15 XXX.XXX.218.10 (XXX.XXX.218.10) 402.974 ms 390.329 ms 440.299 ms
16 XXX.XXX.219.251 (XXX.XXX.219.251) 412.118 ms !h [compton ~]$
The '!h' indicate that the listed host (some kind of router, maybe a Cyclades) sent back an ICMP Type 3 Code 1 (Host Unreachable) error.
lists most of the other types/codes, but see also RFC0792.
And the trace to a stealthed web server:
14 r-rm6-vl19.opb.interbusiness.XXX (XXX.XXX.5.14) 309.55 ms 351.245 mx
15 XXX.XXX.81.42 (XXX.XXX.81.42) 300.842 ms 239.133 ms 239.409 ms
16 * **
17 ** *
18 * **
19 ** *
20 * * *
By using a different tool that users don't think about, I know that host 16 is a Cisco 7000 series router, host 17 is a firewall of some kind, and the web server is host 18.
Your headers suggest you are using windoze - probably XP, which means you are using the b0rken version of "tracerout" (a very crippled version of the original Unix "traceroute"). That only uses a ping (ICMP echo) that many hosts drop, so if you try this, you may see even stranger things.
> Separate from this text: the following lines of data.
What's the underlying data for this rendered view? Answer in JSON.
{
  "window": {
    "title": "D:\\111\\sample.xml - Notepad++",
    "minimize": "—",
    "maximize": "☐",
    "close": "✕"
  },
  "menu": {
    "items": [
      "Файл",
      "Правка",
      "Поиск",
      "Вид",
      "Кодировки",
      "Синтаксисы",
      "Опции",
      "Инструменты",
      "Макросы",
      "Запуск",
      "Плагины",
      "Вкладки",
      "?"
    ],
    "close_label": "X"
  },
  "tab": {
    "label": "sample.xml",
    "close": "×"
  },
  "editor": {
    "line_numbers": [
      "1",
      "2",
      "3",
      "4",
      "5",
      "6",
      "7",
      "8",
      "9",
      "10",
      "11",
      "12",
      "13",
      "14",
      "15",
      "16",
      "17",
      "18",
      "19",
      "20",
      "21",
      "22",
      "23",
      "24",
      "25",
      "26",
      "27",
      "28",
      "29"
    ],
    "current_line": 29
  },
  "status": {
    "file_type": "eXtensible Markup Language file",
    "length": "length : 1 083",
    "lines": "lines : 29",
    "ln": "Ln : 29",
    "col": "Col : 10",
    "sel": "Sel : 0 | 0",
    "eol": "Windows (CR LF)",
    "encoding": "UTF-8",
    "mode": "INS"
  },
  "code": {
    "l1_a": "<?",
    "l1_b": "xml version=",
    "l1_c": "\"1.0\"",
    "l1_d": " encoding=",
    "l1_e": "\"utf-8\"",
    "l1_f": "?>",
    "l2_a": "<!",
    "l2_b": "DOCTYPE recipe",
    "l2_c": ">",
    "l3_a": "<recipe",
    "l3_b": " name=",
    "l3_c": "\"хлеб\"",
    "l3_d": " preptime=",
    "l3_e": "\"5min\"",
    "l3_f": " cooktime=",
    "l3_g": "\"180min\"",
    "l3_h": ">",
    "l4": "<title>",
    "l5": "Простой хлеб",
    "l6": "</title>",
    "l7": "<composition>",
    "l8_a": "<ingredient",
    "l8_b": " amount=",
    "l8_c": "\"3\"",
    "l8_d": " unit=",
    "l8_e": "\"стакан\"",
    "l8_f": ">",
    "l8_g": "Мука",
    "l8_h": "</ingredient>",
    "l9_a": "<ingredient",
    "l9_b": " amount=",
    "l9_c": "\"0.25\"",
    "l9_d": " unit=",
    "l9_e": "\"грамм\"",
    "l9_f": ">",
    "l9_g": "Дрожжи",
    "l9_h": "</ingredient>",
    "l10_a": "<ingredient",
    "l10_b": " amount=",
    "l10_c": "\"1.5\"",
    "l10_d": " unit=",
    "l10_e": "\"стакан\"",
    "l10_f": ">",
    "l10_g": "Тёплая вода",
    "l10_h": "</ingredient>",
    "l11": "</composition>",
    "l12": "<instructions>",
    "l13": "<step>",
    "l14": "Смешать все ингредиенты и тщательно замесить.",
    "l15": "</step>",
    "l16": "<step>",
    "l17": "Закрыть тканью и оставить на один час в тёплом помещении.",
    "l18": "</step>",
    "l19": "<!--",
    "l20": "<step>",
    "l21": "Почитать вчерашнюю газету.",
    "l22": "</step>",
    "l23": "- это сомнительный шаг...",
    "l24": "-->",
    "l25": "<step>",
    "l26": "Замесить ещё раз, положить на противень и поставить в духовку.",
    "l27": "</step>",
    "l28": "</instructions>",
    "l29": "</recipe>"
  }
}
Broken tools = poor results.
You got it. "I'm standing right in front of you in plain sight, but you can't see me because I'm keeping my mouth closed." Yeah, right.
That _may_ take care of TCP port 113 - but what about the _other_ 65533 valid TCP ports (and the 65534 valid UDP ports, and the other 133 protocols _besides_ TCP and UDP).
But make sure it's one the same network - you don't want the router trying to send an ICMP Type 5 error.
Among other things. This is in spite of the third paragraph of Section